Catholic nuns group ‘stunned’ by Vatican slap
By Andrew Stern,
CHICAGO — A prominent U.S. Catholic nuns group said Thursday that it was “stunned” that the Vatican reprimanded it for spending too much time on poverty and social-justice concerns and not enough on condemning abortion and gay marriage.
In a stinging report on Wednesday, the Vatican said the Leadership Conference of Women Religious had been “silent on the right to life” and had failed to make the “Biblical view of family life and human sexuality” a central plank in its agenda.
It also reprimanded American nuns for expressing positions on political issues that differed, at times, from views held by U.S. bishops. Public disagreement with the bishops — “who are the church’s authentic teachers of faith and morals” — is unacceptable, the report said.
The Vatican’s Congregation for the Doctrine of the Faith issued a “doctrinal assessment” saying the Holy See was compelled to intervene with the leadership conference to correct “serious doctrinal problems.”
The nuns group said in a statement on its Web site: “The presidency of the Leadership Conference of Women Religious was stunned by the conclusions of the doctrinal assessment.”
It added the group may give a lengthier response at a later date.
The conference, whose headquarters is in Silver Spring, said its members represented 80 percent of the country’s 57,000 Catholic nuns.
Academics who study the church said the Vatican’s move was predictable given Pope Benedict XVI’s conservative views and efforts by Rome to quell internal dissent and curtail autonomy within its ranks.
“This is more an expression of the church feeling under siege by trends it cannot control within the church, much less within the broader society,” University of Notre Dame historian Scott Appleby said.
Those trends include a steady drumbeat of calls to ordain women as priests. The pope has repeated his predecessors’ teaching that such a move is not possible.

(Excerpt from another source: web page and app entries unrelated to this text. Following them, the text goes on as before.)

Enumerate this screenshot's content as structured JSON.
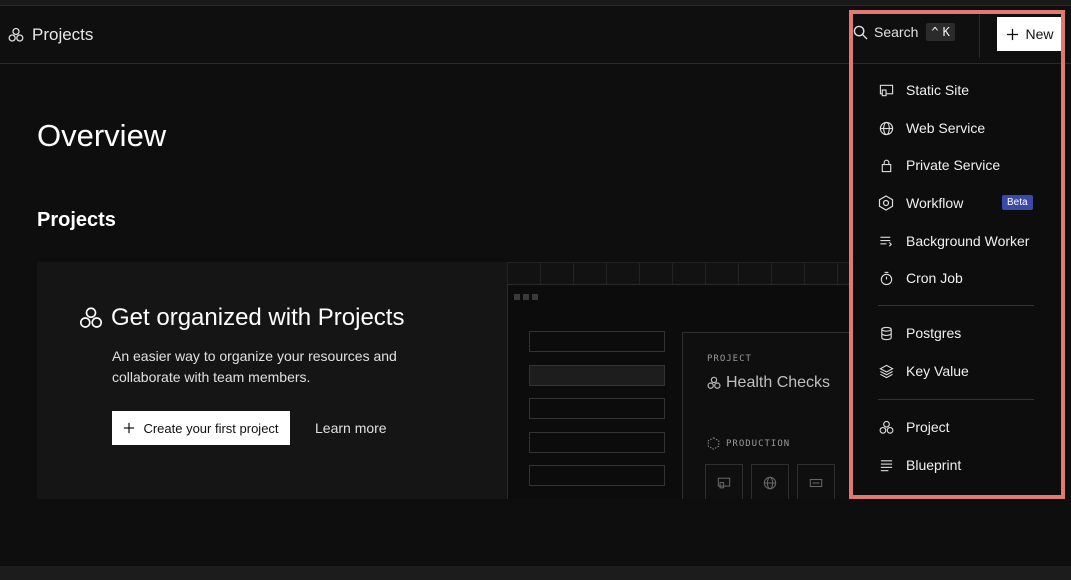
{
  "header": {
    "brand_label": "Projects",
    "search_label": "Search",
    "search_shortcut": "K",
    "new_label": "New"
  },
  "page": {
    "title": "Overview",
    "section_title": "Projects"
  },
  "promo": {
    "heading": "Get organized with Projects",
    "description": "An easier way to organize your resources and collaborate with team members.",
    "cta_label": "Create your first project",
    "learn_more": "Learn more",
    "mock_card": {
      "label": "PROJECT",
      "title": "Health Checks",
      "env": "PRODUCTION"
    }
  },
  "dropdown": {
    "items": [
      {
        "label": "Static Site",
        "icon": "static-site-icon"
      },
      {
        "label": "Web Service",
        "icon": "globe-icon"
      },
      {
        "label": "Private Service",
        "icon": "lock-icon"
      },
      {
        "label": "Workflow",
        "icon": "workflow-icon",
        "badge": "Beta"
      },
      {
        "label": "Background Worker",
        "icon": "worker-icon"
      },
      {
        "label": "Cron Job",
        "icon": "stopwatch-icon"
      },
      {
        "label": "Postgres",
        "icon": "database-icon"
      },
      {
        "label": "Key Value",
        "icon": "layers-icon"
      },
      {
        "label": "Project",
        "icon": "project-icon"
      },
      {
        "label": "Blueprint",
        "icon": "blueprint-icon"
      }
    ]
  },
  "colors": {
    "highlight": "#e07a70",
    "beta_badge": "#3a4aa8",
    "background": "#0e0e0e"
  }
}
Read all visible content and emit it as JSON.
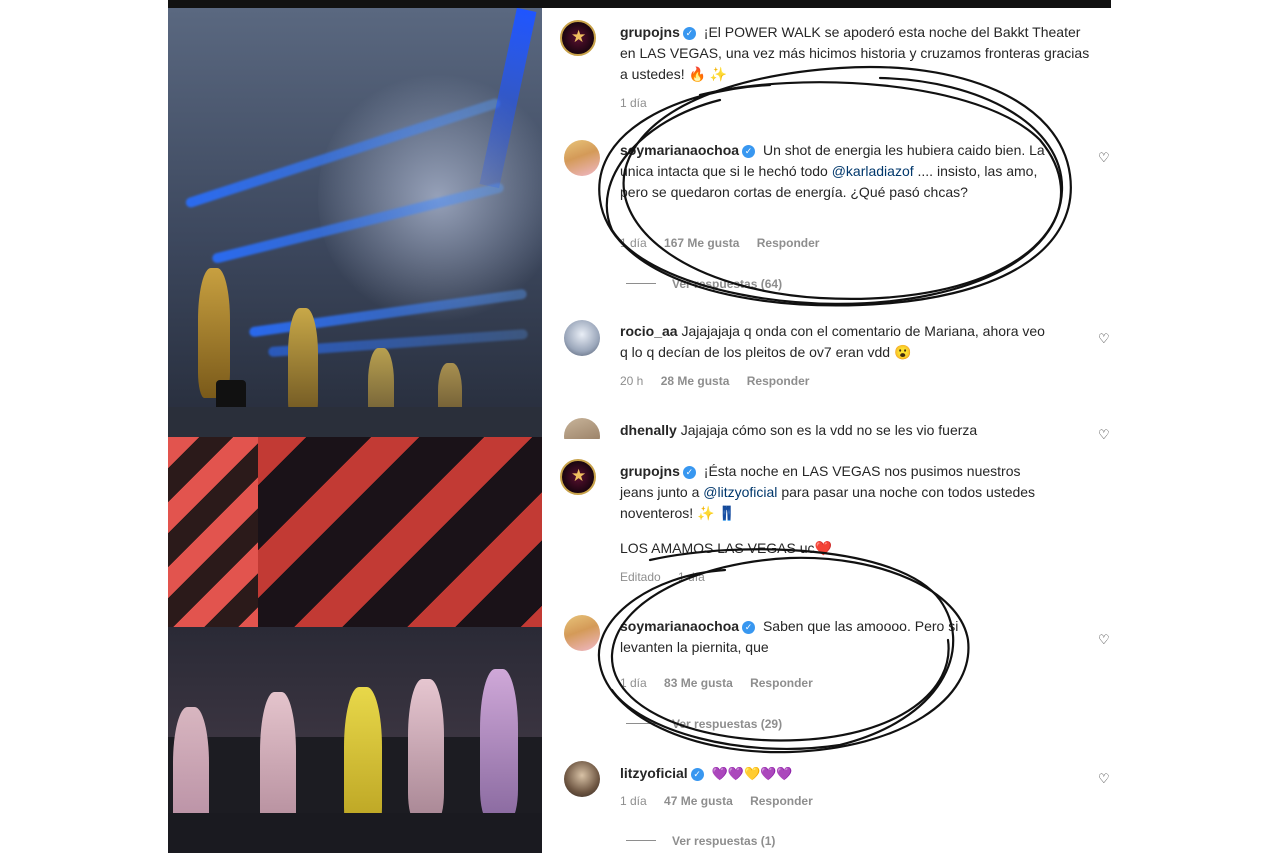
{
  "post_one": {
    "caption": {
      "username": "grupojns",
      "text": "¡El POWER WALK se apoderó esta noche del Bakkt Theater en LAS VEGAS, una vez más hicimos historia y cruzamos fronteras gracias a ustedes! 🔥 ✨",
      "time": "1 día"
    },
    "comments": [
      {
        "username": "soymarianaochoa",
        "text_before": "Un shot de energia les hubiera caido bien. La unica intacta que si le hechó todo",
        "mention": "@karladiazof",
        "text_after": ".... insisto, las amo, pero se quedaron cortas de energía. ¿Qué pasó chcas?",
        "time": "1 día",
        "likes": "167 Me gusta",
        "reply": "Responder",
        "view_replies": "Ver respuestas (64)"
      },
      {
        "username": "rocio_aa",
        "text": "Jajajajaja q onda con el comentario de Mariana, ahora veo q lo q decían de los pleitos de ov7 eran vdd 😮",
        "time": "20 h",
        "likes": "28 Me gusta",
        "reply": "Responder"
      },
      {
        "username": "dhenally",
        "text": "Jajajaja cómo son es la vdd no se les vio fuerza"
      }
    ]
  },
  "post_two": {
    "caption": {
      "username": "grupojns",
      "text_before": "¡Ésta noche en LAS VEGAS nos pusimos nuestros jeans junto a",
      "mention": "@litzyoficial",
      "text_after": "para pasar una noche con todos ustedes noventeros! ✨ 👖",
      "line2": "LOS AMAMOS LAS VEGAS uc❤️",
      "edited": "Editado",
      "time": "1 día"
    },
    "comments": [
      {
        "username": "soymarianaochoa",
        "text": "Saben que las amoooo. Pero si levanten la piernita, que",
        "time": "1 día",
        "likes": "83 Me gusta",
        "reply": "Responder",
        "view_replies": "Ver respuestas (29)"
      },
      {
        "username": "litzyoficial",
        "text": "💜💜💛💜💜",
        "time": "1 día",
        "likes": "47 Me gusta",
        "reply": "Responder",
        "view_replies": "Ver respuestas (1)"
      }
    ]
  },
  "colors": {
    "verified_badge": "#3897f0",
    "mention": "#00376b",
    "meta_gray": "#8e8e8e",
    "text": "#262626"
  },
  "icons": {
    "verified": "verified-badge-icon",
    "like": "heart-icon"
  }
}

The Vatican named Seattle Archbishop Peter Sartain and two other U.S. bishops to undertake the reforms of the conference’s statutes, programs and its application of liturgical texts, a process it said could take up to five years.